= Work instructions =
Could you repeat all of the entries below, character for character?

[Data records for software interfaces]
*** Block opens ***

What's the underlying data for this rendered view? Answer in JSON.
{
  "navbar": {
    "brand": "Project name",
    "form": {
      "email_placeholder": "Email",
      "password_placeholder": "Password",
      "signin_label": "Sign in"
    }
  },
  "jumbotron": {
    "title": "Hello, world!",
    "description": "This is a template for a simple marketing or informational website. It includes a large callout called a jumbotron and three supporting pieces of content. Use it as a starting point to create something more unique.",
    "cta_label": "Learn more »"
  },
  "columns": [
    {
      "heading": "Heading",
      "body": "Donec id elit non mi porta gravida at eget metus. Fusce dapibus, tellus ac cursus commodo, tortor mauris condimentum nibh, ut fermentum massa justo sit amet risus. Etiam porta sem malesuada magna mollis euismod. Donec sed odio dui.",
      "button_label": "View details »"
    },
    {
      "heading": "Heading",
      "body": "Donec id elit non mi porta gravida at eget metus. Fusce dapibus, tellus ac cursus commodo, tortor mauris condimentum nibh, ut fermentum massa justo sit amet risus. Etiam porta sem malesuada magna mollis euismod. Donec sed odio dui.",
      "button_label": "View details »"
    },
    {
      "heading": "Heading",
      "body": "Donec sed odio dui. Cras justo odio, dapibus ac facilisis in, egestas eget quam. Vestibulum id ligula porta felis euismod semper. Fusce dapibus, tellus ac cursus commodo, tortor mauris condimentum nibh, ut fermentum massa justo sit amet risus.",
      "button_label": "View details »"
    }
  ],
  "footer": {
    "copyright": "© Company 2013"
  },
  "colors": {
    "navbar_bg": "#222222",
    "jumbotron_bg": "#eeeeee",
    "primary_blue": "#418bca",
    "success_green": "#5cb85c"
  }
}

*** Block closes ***

= Written answer =
What's the underlying data for this rendered view? Answer in JSON.
{
  "navbar": {
    "brand": "Project name",
    "form": {
      "email_placeholder": "Email",
      "password_placeholder": "Password",
      "signin_label": "Sign in"
    }
  },
  "jumbotron": {
    "title": "Hello, world!",
    "description": "This is a template for a simple marketing or informational website. It includes a large callout called a jumbotron and three supporting pieces of content. Use it as a starting point to create something more unique.",
    "cta_label": "Learn more »"
  },
  "columns": [
    {
      "heading": "Heading",
      "body": "Donec id elit non mi porta gravida at eget metus. Fusce dapibus, tellus ac cursus commodo, tortor mauris condimentum nibh, ut fermentum massa justo sit amet risus. Etiam porta sem malesuada magna mollis euismod. Donec sed odio dui.",
      "button_label": "View details »"
    },
    {
      "heading": "Heading",
      "body": "Donec id elit non mi porta gravida at eget metus. Fusce dapibus, tellus ac cursus commodo, tortor mauris condimentum nibh, ut fermentum massa justo sit amet risus. Etiam porta sem malesuada magna mollis euismod. Donec sed odio dui.",
      "button_label": "View details »"
    },
    {
      "heading": "Heading",
      "body": "Donec sed odio dui. Cras justo odio, dapibus ac facilisis in, egestas eget quam. Vestibulum id ligula porta felis euismod semper. Fusce dapibus, tellus ac cursus commodo, tortor mauris condimentum nibh, ut fermentum massa justo sit amet risus.",
      "button_label": "View details »"
    }
  ],
  "footer": {
    "copyright": "© Company 2013"
  },
  "colors": {
    "navbar_bg": "#222222",
    "jumbotron_bg": "#eeeeee",
    "primary_blue": "#418bca",
    "success_green": "#5cb85c"
  }
}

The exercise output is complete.